■ Assigned task: What is needed is an exact copy of every entry below, minus the images.

=== Recorded data ===

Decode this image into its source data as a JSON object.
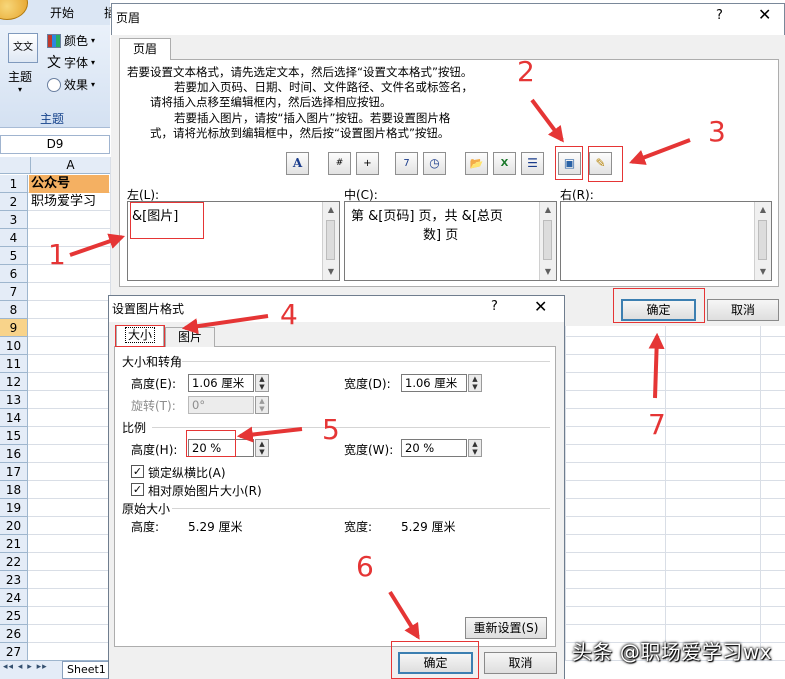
{
  "excel": {
    "tabs": [
      "开始",
      "插"
    ],
    "ribbon": {
      "theme_label": "主题",
      "theme_icon_text": "文文",
      "colors": "颜色",
      "fonts": "字体",
      "effects": "效果",
      "group": "主题",
      "dropdown": "▾"
    },
    "name_box": "D9",
    "column_a": "A",
    "rows": [
      "1",
      "2",
      "3",
      "4",
      "5",
      "6",
      "7",
      "8",
      "9",
      "10",
      "11",
      "12",
      "13",
      "14",
      "15",
      "16",
      "17",
      "18",
      "19",
      "20",
      "21",
      "22",
      "23",
      "24",
      "25",
      "26",
      "27"
    ],
    "selected_row": "9",
    "cells": {
      "a1": "公众号",
      "a2": "职场爱学习"
    },
    "sheet_tab": "Sheet1",
    "sheet_nav": "◂◂ ◂ ▸ ▸▸"
  },
  "header_dialog": {
    "title": "页眉",
    "help": "?",
    "close": "✕",
    "tab": "页眉",
    "instructions": [
      "若要设置文本格式，请先选定文本，然后选择“设置文本格式”按钮。",
      "若要加入页码、日期、时间、文件路径、文件名或标签名，",
      "请将插入点移至编辑框内，然后选择相应按钮。",
      "若要插入图片，请按“插入图片”按钮。若要设置图片格",
      "式，请将光标放到编辑框中，然后按“设置图片格式”按钮。"
    ],
    "toolbar_glyphs": [
      "A",
      "#",
      "+",
      "7",
      "◷",
      "📂",
      "X",
      "☰",
      "▣",
      "✎"
    ],
    "left_label": "左(L):",
    "center_label": "中(C):",
    "right_label": "右(R):",
    "left_content": "&[图片]",
    "center_line1": "第 &[页码] 页，共 &[总页",
    "center_line2": "数] 页",
    "right_content": "",
    "ok": "确定",
    "cancel": "取消"
  },
  "picture_dialog": {
    "title": "设置图片格式",
    "help": "?",
    "close": "✕",
    "tab_size": "大小",
    "tab_picture": "图片",
    "size_rotate_group": "大小和转角",
    "height_label": "高度(E):",
    "height_value": "1.06 厘米",
    "width_label": "宽度(D):",
    "width_value": "1.06 厘米",
    "rotate_label": "旋转(T):",
    "rotate_value": "0°",
    "scale_group": "比例",
    "scale_height_label": "高度(H):",
    "scale_height_value": "20 %",
    "scale_width_label": "宽度(W):",
    "scale_width_value": "20 %",
    "lock_ratio_label": "锁定纵横比(A)",
    "lock_ratio_checked": "✓",
    "relative_label": "相对原始图片大小(R)",
    "relative_checked": "✓",
    "original_group": "原始大小",
    "orig_height_label": "高度:",
    "orig_height_value": "5.29 厘米",
    "orig_width_label": "宽度:",
    "orig_width_value": "5.29 厘米",
    "reset": "重新设置(S)",
    "ok": "确定",
    "cancel": "取消"
  },
  "annotations": {
    "n1": "1",
    "n2": "2",
    "n3": "3",
    "n4": "4",
    "n5": "5",
    "n6": "6",
    "n7": "7",
    "color": "#e53535"
  },
  "watermark": "头条 @职场爱学习wx"
}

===

■ Result of this exercise:
Decode this image into its source data as a JSON object.
{
  "excel": {
    "tabs": [
      "开始",
      "插"
    ],
    "ribbon": {
      "theme_label": "主题",
      "theme_icon_text": "文文",
      "colors": "颜色",
      "fonts": "字体",
      "effects": "效果",
      "group": "主题",
      "dropdown": "▾"
    },
    "name_box": "D9",
    "column_a": "A",
    "rows": [
      "1",
      "2",
      "3",
      "4",
      "5",
      "6",
      "7",
      "8",
      "9",
      "10",
      "11",
      "12",
      "13",
      "14",
      "15",
      "16",
      "17",
      "18",
      "19",
      "20",
      "21",
      "22",
      "23",
      "24",
      "25",
      "26",
      "27"
    ],
    "selected_row": "9",
    "cells": {
      "a1": "公众号",
      "a2": "职场爱学习"
    },
    "sheet_tab": "Sheet1",
    "sheet_nav": "◂◂ ◂ ▸ ▸▸"
  },
  "header_dialog": {
    "title": "页眉",
    "help": "?",
    "close": "✕",
    "tab": "页眉",
    "instructions": [
      "若要设置文本格式，请先选定文本，然后选择“设置文本格式”按钮。",
      "若要加入页码、日期、时间、文件路径、文件名或标签名，",
      "请将插入点移至编辑框内，然后选择相应按钮。",
      "若要插入图片，请按“插入图片”按钮。若要设置图片格",
      "式，请将光标放到编辑框中，然后按“设置图片格式”按钮。"
    ],
    "toolbar_glyphs": [
      "A",
      "#",
      "+",
      "7",
      "◷",
      "📂",
      "X",
      "☰",
      "▣",
      "✎"
    ],
    "left_label": "左(L):",
    "center_label": "中(C):",
    "right_label": "右(R):",
    "left_content": "&[图片]",
    "center_line1": "第 &[页码] 页，共 &[总页",
    "center_line2": "数] 页",
    "right_content": "",
    "ok": "确定",
    "cancel": "取消"
  },
  "picture_dialog": {
    "title": "设置图片格式",
    "help": "?",
    "close": "✕",
    "tab_size": "大小",
    "tab_picture": "图片",
    "size_rotate_group": "大小和转角",
    "height_label": "高度(E):",
    "height_value": "1.06 厘米",
    "width_label": "宽度(D):",
    "width_value": "1.06 厘米",
    "rotate_label": "旋转(T):",
    "rotate_value": "0°",
    "scale_group": "比例",
    "scale_height_label": "高度(H):",
    "scale_height_value": "20 %",
    "scale_width_label": "宽度(W):",
    "scale_width_value": "20 %",
    "lock_ratio_label": "锁定纵横比(A)",
    "lock_ratio_checked": "✓",
    "relative_label": "相对原始图片大小(R)",
    "relative_checked": "✓",
    "original_group": "原始大小",
    "orig_height_label": "高度:",
    "orig_height_value": "5.29 厘米",
    "orig_width_label": "宽度:",
    "orig_width_value": "5.29 厘米",
    "reset": "重新设置(S)",
    "ok": "确定",
    "cancel": "取消"
  },
  "annotations": {
    "n1": "1",
    "n2": "2",
    "n3": "3",
    "n4": "4",
    "n5": "5",
    "n6": "6",
    "n7": "7",
    "color": "#e53535"
  },
  "watermark": "头条 @职场爱学习wx"
}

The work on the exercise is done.